Submitted by the San Juan County Land Bank.
Channel Preserve, Lopez
Lopez Preserve Steward, Amanda Wedow, hosted a public scoping meeting in early October. The event was widely attended with break-out discussions covering a variety of topics, including signage and dogs. Incorporating comments heard at the meeting, as well those submitted over the public comment period that followed, Land Bank staff are now finalizing the management plan. Of note, community members suggested and overwhelmingly agreed that the preserve is dog free. This rule is currently in effect at Weeks Wetland, while the other Lopez Land Bank preserves continue to allow dogs on leash.
Coffelt Farm Preserve, Orcas
The farm is bustling with activity this winter. Along with the Lum’s farm stand sales and Christmas tree fundraiser, the Coffelt Agricultural Planning Committee is busy considering the farm’s past, present and future. Your Conservation Land Bank staff are working to advance infrastructure improvements; to install riparian fencing to protect native trees and shrubs from browsing by deer; and to develop the Coffelt Farm Preserve Management Plan, which will be available for public review and comment later this winter. We look forward to seeing you out on the farm.
Coho Preserve, Orcas
Thanks to a voluntary reduction in water withdrawals by Orcas Water Holdings, moderate rainfall and a high tide, recent flow levels in Cascade Creek have been higher than in previous years. This is a critical time for returning coho salmon, and the Land Bank’s monitoring efforts documented two returning female coho salmon and several redds (nests) in November. Unfortunately, the apparent absence of males casts doubt on successful reproduction. Salmon populations require consistent and predictable stream flows year-round, which is something Cascade Creek hasn’t had for many years. Hopefully, the ongoing partnership of the Land Bank, San Juan County Salmon Recovery and other agencies will help restore adequate year-round flow for salmonids in Cascade Creek.
Mount Grant Preserve, San Juan
A tremendous thank you to the volunteers who helped the stewards during the trail work parties — which were three days per week for seven weeks. The upper three-quarter mile of the new trail is specifically designed for mountain bike descent. An additional quarter-mile trail provides a connection back to the “Greywacke” multiuse trail as well as for people to more immediately transition from road to trail.
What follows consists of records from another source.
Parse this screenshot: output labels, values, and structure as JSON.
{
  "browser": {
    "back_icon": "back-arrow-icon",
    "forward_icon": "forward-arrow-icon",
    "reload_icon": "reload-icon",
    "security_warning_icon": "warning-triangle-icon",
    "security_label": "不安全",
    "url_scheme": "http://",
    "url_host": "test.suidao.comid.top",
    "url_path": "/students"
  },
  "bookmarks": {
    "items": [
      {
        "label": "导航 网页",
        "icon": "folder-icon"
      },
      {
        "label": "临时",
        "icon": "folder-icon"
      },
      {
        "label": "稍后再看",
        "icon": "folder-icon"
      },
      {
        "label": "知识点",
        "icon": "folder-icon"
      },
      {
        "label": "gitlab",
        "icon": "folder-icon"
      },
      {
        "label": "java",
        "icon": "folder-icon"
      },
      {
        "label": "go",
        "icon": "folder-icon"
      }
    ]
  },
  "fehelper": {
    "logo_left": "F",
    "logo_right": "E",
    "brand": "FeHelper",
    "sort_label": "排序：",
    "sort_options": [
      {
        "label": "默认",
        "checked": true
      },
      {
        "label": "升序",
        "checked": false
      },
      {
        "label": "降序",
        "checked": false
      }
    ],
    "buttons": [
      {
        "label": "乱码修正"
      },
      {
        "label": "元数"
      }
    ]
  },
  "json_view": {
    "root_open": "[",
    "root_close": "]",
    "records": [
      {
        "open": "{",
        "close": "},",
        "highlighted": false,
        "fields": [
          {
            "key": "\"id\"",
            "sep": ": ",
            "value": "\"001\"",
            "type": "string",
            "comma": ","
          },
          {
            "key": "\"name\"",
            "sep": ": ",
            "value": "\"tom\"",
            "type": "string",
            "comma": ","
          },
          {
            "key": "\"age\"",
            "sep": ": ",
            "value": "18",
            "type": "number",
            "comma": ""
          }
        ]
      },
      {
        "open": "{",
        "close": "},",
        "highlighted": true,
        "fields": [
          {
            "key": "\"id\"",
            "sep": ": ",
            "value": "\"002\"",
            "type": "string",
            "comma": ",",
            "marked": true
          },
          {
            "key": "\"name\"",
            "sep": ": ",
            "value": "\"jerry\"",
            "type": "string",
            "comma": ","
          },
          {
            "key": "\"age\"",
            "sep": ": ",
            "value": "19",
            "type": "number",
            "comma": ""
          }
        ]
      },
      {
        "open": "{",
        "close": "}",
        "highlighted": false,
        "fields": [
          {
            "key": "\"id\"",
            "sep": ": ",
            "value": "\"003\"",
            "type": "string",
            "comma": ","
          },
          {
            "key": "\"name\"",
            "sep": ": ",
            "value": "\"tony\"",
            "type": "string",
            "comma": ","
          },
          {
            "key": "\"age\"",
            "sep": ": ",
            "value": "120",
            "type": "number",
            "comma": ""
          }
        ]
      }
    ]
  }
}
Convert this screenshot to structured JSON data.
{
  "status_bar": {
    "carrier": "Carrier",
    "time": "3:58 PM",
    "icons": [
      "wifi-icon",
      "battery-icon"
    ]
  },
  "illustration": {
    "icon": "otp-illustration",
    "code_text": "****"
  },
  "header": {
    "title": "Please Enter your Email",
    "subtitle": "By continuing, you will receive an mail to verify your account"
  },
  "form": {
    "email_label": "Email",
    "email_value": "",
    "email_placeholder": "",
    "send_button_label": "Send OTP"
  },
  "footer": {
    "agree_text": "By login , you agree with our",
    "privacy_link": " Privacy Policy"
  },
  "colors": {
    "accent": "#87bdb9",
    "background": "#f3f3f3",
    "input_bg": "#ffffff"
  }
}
Also, a reminder that the entrance to the preserve is on private property via an access easement. The parking area before the first gate is on a service area easement on the same property. We continue to ask visitors to be respectful of this fact.
Zylstra Lake Preserve, San Juan
In early November, we enjoyed great community participation at our first public scoping meeting. Many different perspectives were shared on topics ranging from wildlife conservation to recreation to accommodation of agriculture. We have a lot of work to do as we figure out a plan for the Preserve; please continue sending in your comments and ideas.
As always, your Conservation Land Bank exists to save the special places in the islands for the whole community – including our native plants and animals. Particularly as our environmental future seems more and more perilous, conservation will be increasingly important in the years to come. What places are important to you? We want to know!
San Juan County Land Bank is a citizen’s land conservation program created by islanders in 1990 to ensure the rich and unique character of our islands endures into the future.
Our mandate is to preserve in perpetuity areas in the county that have environmental, agricultural, aesthetic, cultural, scientific, historic, scenic or low-intensity recreational value, and to protect existing and future sources of potable water.
The Land Bank has 35 Preserves, 25 open to the public. Visit our website for directions, preserve trail maps and to connect sjclandbank.org or call 360-378-4402.